These two means by which agencies are controlled quasi‑directly by the established powers (legislative and executive) have been criticised by US writers: first, because the cost of these systems is not negligible; second, because the result is not absolutely guaranteed; and third, because the necessary data is essentially obtained from the agencies themselves, which very often flood the supervisory bodies with extensive documentation that is not always very clear, and which, worse still, may manipulate the information in order to influence the final decisions.200 Critics usually suggest that a more effective means of control is ensured by procedural requirements set in advance, that the agencies must respect both in rulemaking and in adjudication decisions. Clear and binding procedures are also likely to counterbalance the information lag of the controlling bodies.
US administrative law has taken the initiative in this respect too. The Administrative Procedure Act (APA) adopted in 1946 represents a statutory recognition of existing judicial precedents and lays down a uniform framework for fair conduct of agency activities and minimum standards of openness and transparency.
The main points of the APA can be summarised as follows: no new policy or change of existing policy without public notification of content and reasons; obligation to obtain comments from all interested parties; direct participation by interested parties in decision‑making, or, if this is not possible, publication of all the constituent elements of each case; explicit account taken of all relevant comments made, and obligation to give reasons for decisions concerning them.201 It follows that the agencies cannot present their work as a fait accompli, but must actively seek to obtain all valid data, that the entire decision‑making process is conducted openly, providing a number of opportunities to public and private actors to make their voices heard and to call for changes in policy, and lastly that the entire process has a major civic effect on all of society.202 Starting from these very high standards, the APA has, over half a century of application, undergone changes and extensions that have helped to give it greater impact and which illustrate the pragmatic US approach based on a desire always to adapt law to experience and not to introduce even new elements into old law that is unsuitable for them.203
Among the descendants of the APA are the Freedom of Information Act (FOIA), adopted in 1966 and amended in 1974, 1976, 1986 and 1996, which grants citizens extensive access to all agency documents and files except in ten specific cases, listed exhaustively (public disclosure requirements),204 the Government in the Sunshine Act (GITSA), adopted in 1976, which applies some transparency aspects of the FOIA to the operation of government, and the Federal Advisory Committee Act (FACA), adopted in 1972 and amended in 1976, which lays down further requirements for open sessions of the various committees operating within the agencies.205

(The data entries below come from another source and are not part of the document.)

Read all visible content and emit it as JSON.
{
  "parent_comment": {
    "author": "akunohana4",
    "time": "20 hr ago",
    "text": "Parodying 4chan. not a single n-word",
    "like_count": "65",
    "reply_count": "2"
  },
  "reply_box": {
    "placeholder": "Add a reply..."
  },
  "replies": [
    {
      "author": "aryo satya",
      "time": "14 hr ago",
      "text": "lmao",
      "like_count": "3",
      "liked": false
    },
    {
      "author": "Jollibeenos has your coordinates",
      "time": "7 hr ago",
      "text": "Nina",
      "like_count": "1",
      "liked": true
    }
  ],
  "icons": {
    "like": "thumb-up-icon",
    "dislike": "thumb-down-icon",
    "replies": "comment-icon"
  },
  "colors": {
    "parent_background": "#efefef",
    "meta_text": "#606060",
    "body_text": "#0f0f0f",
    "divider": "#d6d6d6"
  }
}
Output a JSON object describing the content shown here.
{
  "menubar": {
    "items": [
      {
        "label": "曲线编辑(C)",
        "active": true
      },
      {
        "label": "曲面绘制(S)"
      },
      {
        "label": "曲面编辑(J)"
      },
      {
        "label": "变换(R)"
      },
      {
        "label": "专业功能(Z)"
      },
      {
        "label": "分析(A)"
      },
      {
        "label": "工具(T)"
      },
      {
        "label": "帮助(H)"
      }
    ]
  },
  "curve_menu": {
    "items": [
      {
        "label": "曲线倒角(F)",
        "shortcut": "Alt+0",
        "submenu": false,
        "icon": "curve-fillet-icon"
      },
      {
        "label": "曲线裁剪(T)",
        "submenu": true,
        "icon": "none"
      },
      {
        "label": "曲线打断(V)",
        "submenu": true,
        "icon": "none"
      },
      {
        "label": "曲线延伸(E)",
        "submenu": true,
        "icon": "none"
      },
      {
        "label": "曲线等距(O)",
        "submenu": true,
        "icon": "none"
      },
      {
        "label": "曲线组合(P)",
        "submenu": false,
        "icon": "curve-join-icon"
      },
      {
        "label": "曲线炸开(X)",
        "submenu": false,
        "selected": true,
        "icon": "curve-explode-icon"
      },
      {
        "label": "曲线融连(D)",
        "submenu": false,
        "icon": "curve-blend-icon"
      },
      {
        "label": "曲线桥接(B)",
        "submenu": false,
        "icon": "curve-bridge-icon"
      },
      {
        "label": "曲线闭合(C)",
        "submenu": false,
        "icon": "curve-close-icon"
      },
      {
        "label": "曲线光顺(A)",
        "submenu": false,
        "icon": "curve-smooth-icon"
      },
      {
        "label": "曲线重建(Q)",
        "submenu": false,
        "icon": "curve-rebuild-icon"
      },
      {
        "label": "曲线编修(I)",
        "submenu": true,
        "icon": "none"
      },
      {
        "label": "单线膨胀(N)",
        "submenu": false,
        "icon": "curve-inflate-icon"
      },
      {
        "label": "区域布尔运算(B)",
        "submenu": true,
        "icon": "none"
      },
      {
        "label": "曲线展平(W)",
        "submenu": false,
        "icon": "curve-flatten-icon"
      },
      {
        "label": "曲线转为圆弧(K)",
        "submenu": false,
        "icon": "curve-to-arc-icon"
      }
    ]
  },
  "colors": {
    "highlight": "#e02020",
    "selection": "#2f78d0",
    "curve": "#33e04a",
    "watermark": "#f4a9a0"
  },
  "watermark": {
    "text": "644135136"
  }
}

In addition to these acts, there are others, which lay down procedural requirements for taking account of specific factors in the regulatory activity of agencies. The most important examples are the National Environment Policy Act (NEPA), which requires an environmental impact assessment, and the Regulatory Flexibility Act (RFA), adopted in 1980, which requires all agencies to take account of the consequences that their regulatory proposals may have for small businesses.206 All these procedural requirements are open to judicial review, which can lead to the measure concerned being cancelled for omission of an essential procedural requirement or to a right to appropriate compensation being granted, or both.
Control via binding procedures has a number of advantages: it helps the agencies to stick to their remit, against which their actions are constantly being measured by public authorities and individuals. The APA, as amended and interpreted by the Courts, establishes several provisions for third-party participation (the so-called fire alarm oversight) that plays a conciliatory role in the relations between the agencies and their principals that in the EU are the Council, the Parliament and the Commission.207 Consequently, the costs inherent in direct supervision tend to fall, as do legal costs, since the procedures prevent potential litigation. They also have two major indirect effects: by involving interested professional groups and the administration in the decision‑making process they both ensure synergy in setting and checking the agenda for regulatory action, thus increasing its legitimacy, and allowing consensual changes of direction without brutal amendments of the status quo ante (autopilot effect).208 At the same time, they even help to make the sometimes very vague remits of some agencies more specific.
Last but not least, the procedural requirements often help to identify and to put the basic question of the conflict of values between the effects of various regulatory processes. Balancing interests in such cases is a highly political task that cannot be delegated to any agency.
Community law already has legislative instruments formalising certain essential procedural requirements.209 The importance of the legal basis requirement for the administrative procedure is recognised.210 While it is not necessary to determine all administrative procedures by legislative instrument, this is desirable for certain procedures of particular political and practical importance. The decision‑making processes of the agencies, with a view to their development in the EU, is an obvious example. A European APA is perfectly imaginable in the context of existing provisions of the Treaty and of secondary legislation. The Commission must propose a regulation on the basis of Article 308 on the administrative procedures to be followed in the regulatory process, that the Council and Parliament will confirm by co‑decision.211